Tim Street Porter’s airy atmospheric vignettes are beautiful to look at, captured in the old school film tradition that he is know for, his flawless manipulation of light and exposure illustrate each space in an honest and straight forward manner, free of the common overly saturated colors and lighting that is so common in today commercial advertising environment.

Despite picking-up my copy from my local library, in an effort to do my part to support the fine art of bookmaking, I’ll will be adding a permanent copy to my book collection soon.


Read more.. Thursday, May 10th, 2012

Stanford Campus – Architectural Perspective

I truly believe that life is about the journey and I’m always baffled and at times surprised when my plans always don’t work out the way I plan them. Ideally, my first Blog entry was supposed to be about my trip to the Walker Evans exhibit at the Cantor Museum on the Stanford Campus. Instead, I’m writing about my self guided architectural tour of Stanford’s Main Quad and Memorial Church, built in homage to the founder Leland Stanford by his widow Jane Lathrop Stanford. Designed by Architect Charles A. Coolidge during the later part of 19th century, Memorial Church was dedicated in 1903 and has been referred to as “the University’s architectural crown jewel”.

Memorial Church is situated at the mouth of the university’s main quad and it’s no wonder that the Quad’s colonnade is a destination for newly engaged couples and photographers alike. The main quad’s rows of columns and soft tranquil light are the perfect background for an ambient light portrait shoot. Despite the rainy northern California April day, the gray overhead skies served as a hidden blessing for those dark shadowed surfaces that would normally go pitch black under bright shooting conditions. Having owned my Sigma DP1 for some time now, I thought the Romanesque architectural backdrop and dark and moody interiors of the Memorial Church would serve as a perfect opportunity to try out the DP1 sepia color mode. Armed with my ultra light Slik tripod and the compact DP1, I set out with enough time for what the parking meter would allow time for, to wonder around the campus and discover if there was anything worthy to shoot for the new Blog.

Despite my second disappointment in missing out on the Walker exhibit, my first attempt due to my inability to find parking, my second due to my lack of planning and going out there on a Tuesday morning, on their closed day, of course. I was fortunate enough to walk away from that dreary rainy day with some not too shabby pics, I think Hiroshimo Sugimoto would be impressed with the somber interior of Memorial Church and I’m sure Walker Evans would have surely found my candid shots of some of Stanford’s tourist worthy of his approval.

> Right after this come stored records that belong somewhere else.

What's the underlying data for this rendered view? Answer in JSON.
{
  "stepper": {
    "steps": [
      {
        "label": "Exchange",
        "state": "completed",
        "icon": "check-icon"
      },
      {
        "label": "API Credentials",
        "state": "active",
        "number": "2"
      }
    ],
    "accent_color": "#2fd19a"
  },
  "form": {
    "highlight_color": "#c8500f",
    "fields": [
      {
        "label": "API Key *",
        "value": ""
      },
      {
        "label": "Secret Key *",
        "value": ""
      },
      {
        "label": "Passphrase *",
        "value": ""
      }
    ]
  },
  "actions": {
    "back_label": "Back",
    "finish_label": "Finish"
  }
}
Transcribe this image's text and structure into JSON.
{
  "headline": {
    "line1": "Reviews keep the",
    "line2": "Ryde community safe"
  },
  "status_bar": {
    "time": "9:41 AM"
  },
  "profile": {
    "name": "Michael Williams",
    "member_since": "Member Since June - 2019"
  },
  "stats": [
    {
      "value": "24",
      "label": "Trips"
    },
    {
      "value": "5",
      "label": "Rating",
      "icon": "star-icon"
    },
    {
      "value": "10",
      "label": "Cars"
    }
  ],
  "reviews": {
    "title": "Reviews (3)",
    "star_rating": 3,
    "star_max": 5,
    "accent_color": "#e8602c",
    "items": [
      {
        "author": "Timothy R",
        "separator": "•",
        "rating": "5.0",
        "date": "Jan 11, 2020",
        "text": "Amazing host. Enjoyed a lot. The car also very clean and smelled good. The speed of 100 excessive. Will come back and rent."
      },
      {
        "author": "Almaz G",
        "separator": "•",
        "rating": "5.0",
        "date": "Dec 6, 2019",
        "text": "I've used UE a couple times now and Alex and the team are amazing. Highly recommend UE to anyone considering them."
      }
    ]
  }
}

I approached the campus with a pessimistic sensibility of knowing what to expect, having visited that part of the campus on several occasions in the past. I went into it with landscape photographer’s hat on, with a preconceived picture of what to expect but, what I walked away with were a bunch of little glimpses of time or in the spirit of Cartier Bresson, a few decisive moments.


Read more.. Tuesday, April 10th, 2012